These lyrics themselves contribute immensely to a culture of sexual violence that has persisted for centuries, and will continue to persist so long as it is not being called out by listeners of this music. While I may love Death Metal, particularly for its musical merits, I believe that listeners have a more pressing responsibility to the women in this country who are victims of a toxic culture than they do to the musicians who continue to poison society with artistic glorification of violent sexual assault and male-dominated rape fantasies (a la bands such as Cemetery Rapist and Devourment). As Jill Mikkelson stated in her recent op-ed for Noisey, it’s time to stop making excuses for a genre that contributes so much to violence against women.

And furthermore, the (rightful) acknowledgment of misogyny in Hip-Hop, without the recognition of sexism in Metal, only helps to create racial divides as well as sexual ones.

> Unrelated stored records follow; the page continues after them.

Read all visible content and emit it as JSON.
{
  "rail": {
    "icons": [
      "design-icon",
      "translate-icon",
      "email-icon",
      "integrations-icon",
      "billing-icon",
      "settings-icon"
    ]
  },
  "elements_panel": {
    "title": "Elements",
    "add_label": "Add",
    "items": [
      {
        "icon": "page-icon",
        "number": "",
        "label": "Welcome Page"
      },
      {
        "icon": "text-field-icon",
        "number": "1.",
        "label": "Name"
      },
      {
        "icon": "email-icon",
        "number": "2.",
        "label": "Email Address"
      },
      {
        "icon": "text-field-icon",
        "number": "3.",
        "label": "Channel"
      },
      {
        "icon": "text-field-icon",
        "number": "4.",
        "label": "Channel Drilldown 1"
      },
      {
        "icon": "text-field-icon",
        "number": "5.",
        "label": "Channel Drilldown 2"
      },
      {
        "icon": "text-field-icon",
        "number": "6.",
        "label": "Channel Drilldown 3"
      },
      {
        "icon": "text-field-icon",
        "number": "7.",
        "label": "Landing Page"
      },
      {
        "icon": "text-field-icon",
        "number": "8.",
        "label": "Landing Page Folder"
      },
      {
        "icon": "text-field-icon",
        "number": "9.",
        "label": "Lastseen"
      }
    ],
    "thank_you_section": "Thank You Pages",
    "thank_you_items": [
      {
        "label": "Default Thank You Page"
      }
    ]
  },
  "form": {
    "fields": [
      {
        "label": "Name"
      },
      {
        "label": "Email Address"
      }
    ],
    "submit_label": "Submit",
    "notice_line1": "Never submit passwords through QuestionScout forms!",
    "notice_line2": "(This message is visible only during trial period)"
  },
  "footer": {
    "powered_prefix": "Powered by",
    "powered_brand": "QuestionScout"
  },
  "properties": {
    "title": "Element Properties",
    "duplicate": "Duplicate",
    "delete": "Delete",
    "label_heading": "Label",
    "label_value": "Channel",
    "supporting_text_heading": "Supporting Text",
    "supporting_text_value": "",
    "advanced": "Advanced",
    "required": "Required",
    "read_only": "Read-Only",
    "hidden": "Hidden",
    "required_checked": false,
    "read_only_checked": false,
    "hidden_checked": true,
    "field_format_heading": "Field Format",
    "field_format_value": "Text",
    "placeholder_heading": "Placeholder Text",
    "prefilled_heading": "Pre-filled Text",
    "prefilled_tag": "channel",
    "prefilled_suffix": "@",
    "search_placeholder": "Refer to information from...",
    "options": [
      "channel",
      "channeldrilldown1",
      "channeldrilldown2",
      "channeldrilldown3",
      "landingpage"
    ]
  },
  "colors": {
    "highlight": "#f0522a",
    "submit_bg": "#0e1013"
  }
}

It places a stigma on a genre that is largely comprised of black artists, while absolving a genre that is largely white. It paints a picture of black musicians as being low, base sex fiends, a view that stems all the way back to slavery, and is invigorated in films such as Birth of a Nation. While it is certain – or at least, I’m hopeful – that readers of this article do not align themselves with these harmful, racist views, many will carry them, to some degree, unintentionally. Such is the result of centuries of institutionalized and systematic racism, and it should be the goal of every decent human being to dismantle these views, step back, and realize the truth about what has been going on.

The issue is not really about which genre is more violent, or which is more sexist. Rather, the fact that one is given more negative attention than the other, when both are doing serious harm. If listeners criticize one and not the other, then they are only fighting half the battle, and are doing a serious disservice to the progress made, both in regards to race relations and gender equality.

-Andrew Oliver